Police Reform Idea: Can Police Encounters be Reviewed by an App?
One entrepreneur is seeking to use a mobile app to try to solve the problem of police misconduct.
Over the decade-long history of the mobile app economy, a mindset has developed that just about every problem that exists can be solved with an app. We saw this most recently with coronavirus, with apps developed for everything from locating testing centers to establishing that one has been certified immune to the virus.
Now, following the death of George Floyd while in police custody in Minneapolis and the weeks of protests that have followed, one entrepreneur is seeking to use a mobile app to try to solve the problem of police misconduct.
According to a press release, a website called Police Window has launched, with a similar mobile app soon to come. The app can be used by both citizens and police and law enforcement agencies, and allows users to review past interactions with the police, and to submit new ones. The site was established by Michael Brown, a Seattle-based entrepreneur.
"The goal of Police Window is to improve policing through transparency, feedback, and collaboration while protecting the identity of the citizen and the officer," the website says. Data is aggregated regionally and "baselined against national averages to help departments and community leaders understand how they are performing."
There's also a gamification element, as users are "entered to get their ticket paid off up to $100 dollars if they are one of the lucky members."
The system, as described, raises quite a few questions. While the app says the identities of the citizen and officer will be covered, what if law enforcement agencies try to subpoena such records? Could citizens who submit reports via Police Window find such reports used against them in court later on? What incentive will police officers and departments have to participate in such data-collecting? And how will Police Window fit into existing police reform efforts, which have come out of the death of George Floyd and the ensuing unrest?
"If every citizen considered it their civic duty to review their interactions with police, we would have incredible transparency with which to improve the policing systems," Brown, the CEO, said in a statement. "We want to not just improve the egregious incidents, but focus on improving the overall level of service."
The mobile app will be released on June 20.

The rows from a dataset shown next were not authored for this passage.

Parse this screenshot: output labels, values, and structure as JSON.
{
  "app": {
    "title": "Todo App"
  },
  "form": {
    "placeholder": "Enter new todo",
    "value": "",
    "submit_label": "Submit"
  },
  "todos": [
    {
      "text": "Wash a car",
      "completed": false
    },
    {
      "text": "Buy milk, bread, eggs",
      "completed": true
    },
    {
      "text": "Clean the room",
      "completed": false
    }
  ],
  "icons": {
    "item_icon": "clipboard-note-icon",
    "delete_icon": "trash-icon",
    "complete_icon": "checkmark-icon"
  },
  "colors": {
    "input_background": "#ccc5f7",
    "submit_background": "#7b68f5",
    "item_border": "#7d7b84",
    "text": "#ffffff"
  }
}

Stephen Silver, a technology writer for The National Interest, is a journalist, essayist and film critic, who is also a contributor to Philly Voice, Philadelphia Weekly, the Jewish Telegraphic Agency, Living Life Fearless, Backstage magazine, Broad Street Review and Splice Today. The co-founder of the Philadelphia Film Critics Circle, Stephen lives in suburban Philadelphia with his wife and two sons. Follow him on Twitter at @StephenSilver.